### TASK DIRECTIONS
Go through the material and copy each line in which the word "JSON" shows up.

══ MATERIAL SHOWN

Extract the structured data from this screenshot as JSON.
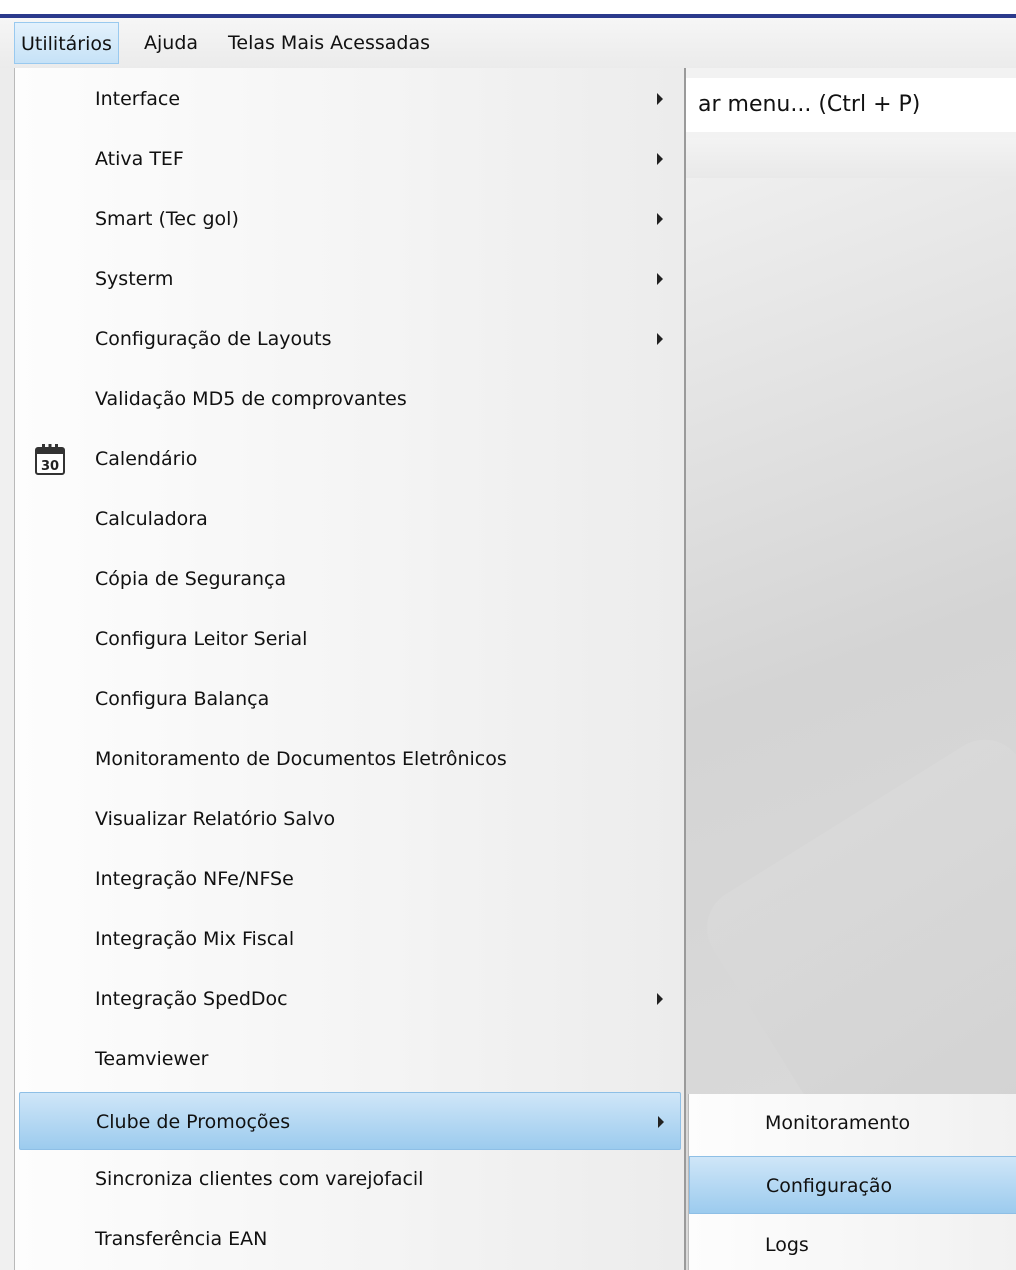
{
  "menubar": {
    "items": [
      "Utilitários",
      "Ajuda",
      "Telas Mais Acessadas"
    ]
  },
  "search": {
    "value": "ar menu... (Ctrl + P)"
  },
  "dropdown": {
    "items": [
      {
        "label": "Interface",
        "submenu": true
      },
      {
        "label": "Ativa TEF",
        "submenu": true
      },
      {
        "label": "Smart (Tec gol)",
        "submenu": true
      },
      {
        "label": "Systerm",
        "submenu": true
      },
      {
        "label": "Configuração de Layouts",
        "submenu": true
      },
      {
        "label": "Validação MD5 de comprovantes",
        "submenu": false
      },
      {
        "label": "Calendário",
        "submenu": false,
        "icon": "calendar-icon",
        "icon_text": "30"
      },
      {
        "label": "Calculadora",
        "submenu": false
      },
      {
        "label": "Cópia de Segurança",
        "submenu": false
      },
      {
        "label": "Configura Leitor Serial",
        "submenu": false
      },
      {
        "label": "Configura Balança",
        "submenu": false
      },
      {
        "label": "Monitoramento de Documentos Eletrônicos",
        "submenu": false
      },
      {
        "label": "Visualizar Relatório Salvo",
        "submenu": false
      },
      {
        "label": "Integração NFe/NFSe",
        "submenu": false
      },
      {
        "label": "Integração Mix Fiscal",
        "submenu": false
      },
      {
        "label": "Integração SpedDoc",
        "submenu": true
      },
      {
        "label": "Teamviewer",
        "submenu": false
      },
      {
        "label": "Clube de Promoções",
        "submenu": true,
        "highlighted": true
      },
      {
        "label": "Sincroniza clientes com varejofacil",
        "submenu": false
      },
      {
        "label": "Transferência EAN",
        "submenu": false
      }
    ]
  },
  "submenu": {
    "items": [
      {
        "label": "Monitoramento"
      },
      {
        "label": "Configuração",
        "highlighted": true
      },
      {
        "label": "Logs"
      }
    ]
  },
  "colors": {
    "accent_line": "#2b3a8c",
    "highlight": "#9ccbee"
  }
}
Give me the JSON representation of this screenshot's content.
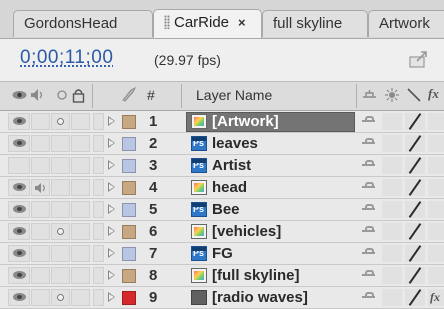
{
  "tabs": [
    {
      "label": "GordonsHead",
      "active": false
    },
    {
      "label": "CarRide",
      "active": true,
      "close": "×"
    },
    {
      "label": "full skyline",
      "active": false
    },
    {
      "label": "Artwork",
      "active": false
    }
  ],
  "timecode": "0;00;11;00",
  "fps": "(29.97 fps)",
  "header": {
    "num": "#",
    "layer_name": "Layer Name",
    "fx": "fx"
  },
  "layers": [
    {
      "num": "1",
      "name": "[Artwork]",
      "icon": "comp-icon",
      "label_color": "#c8a883",
      "eye": true,
      "audio": false,
      "solo": true,
      "selected": true,
      "fx": false
    },
    {
      "num": "2",
      "name": "leaves",
      "icon": "photoshop-icon",
      "label_color": "#b8c6e4",
      "eye": true,
      "audio": false,
      "solo": false,
      "selected": false,
      "fx": false
    },
    {
      "num": "3",
      "name": "Artist",
      "icon": "photoshop-icon",
      "label_color": "#b8c6e4",
      "eye": false,
      "audio": false,
      "solo": false,
      "selected": false,
      "fx": false
    },
    {
      "num": "4",
      "name": "head",
      "icon": "comp-icon",
      "label_color": "#c8a883",
      "eye": true,
      "audio": true,
      "solo": false,
      "selected": false,
      "fx": false
    },
    {
      "num": "5",
      "name": "Bee",
      "icon": "photoshop-icon",
      "label_color": "#b8c6e4",
      "eye": true,
      "audio": false,
      "solo": false,
      "selected": false,
      "fx": false
    },
    {
      "num": "6",
      "name": "[vehicles]",
      "icon": "comp-icon",
      "label_color": "#c8a883",
      "eye": true,
      "audio": false,
      "solo": true,
      "selected": false,
      "fx": false
    },
    {
      "num": "7",
      "name": "FG",
      "icon": "photoshop-icon",
      "label_color": "#b8c6e4",
      "eye": true,
      "audio": false,
      "solo": false,
      "selected": false,
      "fx": false
    },
    {
      "num": "8",
      "name": "[full skyline]",
      "icon": "comp-icon",
      "label_color": "#c8a883",
      "eye": true,
      "audio": false,
      "solo": false,
      "selected": false,
      "fx": false
    },
    {
      "num": "9",
      "name": "[radio waves]",
      "icon": "solid-icon",
      "label_color": "#d42a2a",
      "eye": true,
      "audio": false,
      "solo": true,
      "selected": false,
      "fx": true
    }
  ]
}
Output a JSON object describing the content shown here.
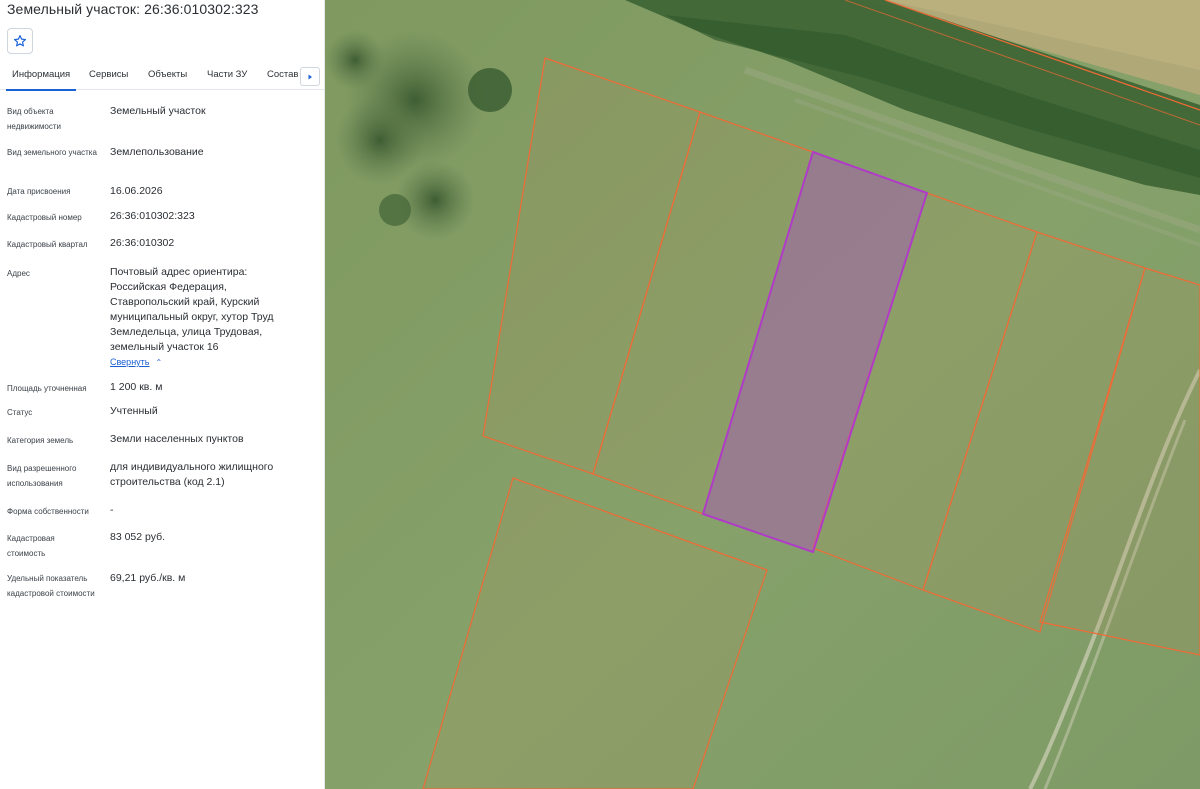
{
  "panel": {
    "title": "Земельный участок: 26:36:010302:323",
    "favorite_icon": "star-outline-icon",
    "tabs": [
      {
        "label": "Информация",
        "active": true
      },
      {
        "label": "Сервисы",
        "active": false
      },
      {
        "label": "Объекты",
        "active": false
      },
      {
        "label": "Части ЗУ",
        "active": false
      },
      {
        "label": "Состав",
        "active": false
      }
    ],
    "tab_scroll_icon": "chevron-right-icon",
    "fields": [
      {
        "label": "Вид объекта недвижимости",
        "value": "Земельный участок"
      },
      {
        "label": "Вид земельного участка",
        "value": "Землепользование"
      },
      {
        "label": "Дата присвоения",
        "value": "16.06.2026"
      },
      {
        "label": "Кадастровый номер",
        "value": "26:36:010302:323"
      },
      {
        "label": "Кадастровый квартал",
        "value": "26:36:010302"
      },
      {
        "label": "Адрес",
        "value": "Почтовый адрес ориентира: Российская Федерация, Ставропольский край, Курский муниципальный округ, хутор Труд Земледельца, улица Трудовая, земельный участок 16"
      },
      {
        "label": "Площадь уточненная",
        "value": "1 200 кв. м"
      },
      {
        "label": "Статус",
        "value": "Учтенный"
      },
      {
        "label": "Категория земель",
        "value": "Земли населенных пунктов"
      },
      {
        "label": "Вид разрешенного использования",
        "value": "для индивидуального жилищного строительства (код 2.1)"
      },
      {
        "label": "Форма собственности",
        "value": "-"
      },
      {
        "label": "Кадастровая стоимость",
        "value": "83 052 руб."
      },
      {
        "label": "Удельный показатель кадастровой стоимости",
        "value": "69,21 руб./кв. м"
      }
    ],
    "collapse_link": "Свернуть"
  },
  "colors": {
    "accent": "#1a63d6",
    "parcel_border": "#f06a35",
    "selected_parcel_border": "#b03bc8",
    "selected_parcel_fill": "#b04cc0"
  }
}
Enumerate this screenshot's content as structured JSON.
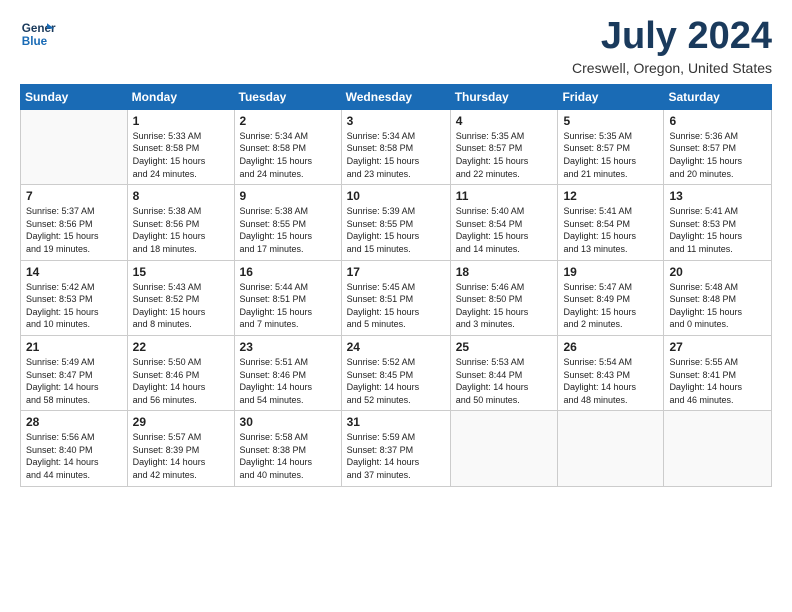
{
  "header": {
    "logo_line1": "General",
    "logo_line2": "Blue",
    "month_title": "July 2024",
    "location": "Creswell, Oregon, United States"
  },
  "weekdays": [
    "Sunday",
    "Monday",
    "Tuesday",
    "Wednesday",
    "Thursday",
    "Friday",
    "Saturday"
  ],
  "weeks": [
    [
      {
        "num": "",
        "info": ""
      },
      {
        "num": "1",
        "info": "Sunrise: 5:33 AM\nSunset: 8:58 PM\nDaylight: 15 hours\nand 24 minutes."
      },
      {
        "num": "2",
        "info": "Sunrise: 5:34 AM\nSunset: 8:58 PM\nDaylight: 15 hours\nand 24 minutes."
      },
      {
        "num": "3",
        "info": "Sunrise: 5:34 AM\nSunset: 8:58 PM\nDaylight: 15 hours\nand 23 minutes."
      },
      {
        "num": "4",
        "info": "Sunrise: 5:35 AM\nSunset: 8:57 PM\nDaylight: 15 hours\nand 22 minutes."
      },
      {
        "num": "5",
        "info": "Sunrise: 5:35 AM\nSunset: 8:57 PM\nDaylight: 15 hours\nand 21 minutes."
      },
      {
        "num": "6",
        "info": "Sunrise: 5:36 AM\nSunset: 8:57 PM\nDaylight: 15 hours\nand 20 minutes."
      }
    ],
    [
      {
        "num": "7",
        "info": "Sunrise: 5:37 AM\nSunset: 8:56 PM\nDaylight: 15 hours\nand 19 minutes."
      },
      {
        "num": "8",
        "info": "Sunrise: 5:38 AM\nSunset: 8:56 PM\nDaylight: 15 hours\nand 18 minutes."
      },
      {
        "num": "9",
        "info": "Sunrise: 5:38 AM\nSunset: 8:55 PM\nDaylight: 15 hours\nand 17 minutes."
      },
      {
        "num": "10",
        "info": "Sunrise: 5:39 AM\nSunset: 8:55 PM\nDaylight: 15 hours\nand 15 minutes."
      },
      {
        "num": "11",
        "info": "Sunrise: 5:40 AM\nSunset: 8:54 PM\nDaylight: 15 hours\nand 14 minutes."
      },
      {
        "num": "12",
        "info": "Sunrise: 5:41 AM\nSunset: 8:54 PM\nDaylight: 15 hours\nand 13 minutes."
      },
      {
        "num": "13",
        "info": "Sunrise: 5:41 AM\nSunset: 8:53 PM\nDaylight: 15 hours\nand 11 minutes."
      }
    ],
    [
      {
        "num": "14",
        "info": "Sunrise: 5:42 AM\nSunset: 8:53 PM\nDaylight: 15 hours\nand 10 minutes."
      },
      {
        "num": "15",
        "info": "Sunrise: 5:43 AM\nSunset: 8:52 PM\nDaylight: 15 hours\nand 8 minutes."
      },
      {
        "num": "16",
        "info": "Sunrise: 5:44 AM\nSunset: 8:51 PM\nDaylight: 15 hours\nand 7 minutes."
      },
      {
        "num": "17",
        "info": "Sunrise: 5:45 AM\nSunset: 8:51 PM\nDaylight: 15 hours\nand 5 minutes."
      },
      {
        "num": "18",
        "info": "Sunrise: 5:46 AM\nSunset: 8:50 PM\nDaylight: 15 hours\nand 3 minutes."
      },
      {
        "num": "19",
        "info": "Sunrise: 5:47 AM\nSunset: 8:49 PM\nDaylight: 15 hours\nand 2 minutes."
      },
      {
        "num": "20",
        "info": "Sunrise: 5:48 AM\nSunset: 8:48 PM\nDaylight: 15 hours\nand 0 minutes."
      }
    ],
    [
      {
        "num": "21",
        "info": "Sunrise: 5:49 AM\nSunset: 8:47 PM\nDaylight: 14 hours\nand 58 minutes."
      },
      {
        "num": "22",
        "info": "Sunrise: 5:50 AM\nSunset: 8:46 PM\nDaylight: 14 hours\nand 56 minutes."
      },
      {
        "num": "23",
        "info": "Sunrise: 5:51 AM\nSunset: 8:46 PM\nDaylight: 14 hours\nand 54 minutes."
      },
      {
        "num": "24",
        "info": "Sunrise: 5:52 AM\nSunset: 8:45 PM\nDaylight: 14 hours\nand 52 minutes."
      },
      {
        "num": "25",
        "info": "Sunrise: 5:53 AM\nSunset: 8:44 PM\nDaylight: 14 hours\nand 50 minutes."
      },
      {
        "num": "26",
        "info": "Sunrise: 5:54 AM\nSunset: 8:43 PM\nDaylight: 14 hours\nand 48 minutes."
      },
      {
        "num": "27",
        "info": "Sunrise: 5:55 AM\nSunset: 8:41 PM\nDaylight: 14 hours\nand 46 minutes."
      }
    ],
    [
      {
        "num": "28",
        "info": "Sunrise: 5:56 AM\nSunset: 8:40 PM\nDaylight: 14 hours\nand 44 minutes."
      },
      {
        "num": "29",
        "info": "Sunrise: 5:57 AM\nSunset: 8:39 PM\nDaylight: 14 hours\nand 42 minutes."
      },
      {
        "num": "30",
        "info": "Sunrise: 5:58 AM\nSunset: 8:38 PM\nDaylight: 14 hours\nand 40 minutes."
      },
      {
        "num": "31",
        "info": "Sunrise: 5:59 AM\nSunset: 8:37 PM\nDaylight: 14 hours\nand 37 minutes."
      },
      {
        "num": "",
        "info": ""
      },
      {
        "num": "",
        "info": ""
      },
      {
        "num": "",
        "info": ""
      }
    ]
  ]
}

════

### RESULT
Extract the structured data from this screenshot as JSON.
Give me the JSON representation of this screenshot's content.
Output a JSON object describing the content shown here.
Enumerate this screenshot's content as structured JSON.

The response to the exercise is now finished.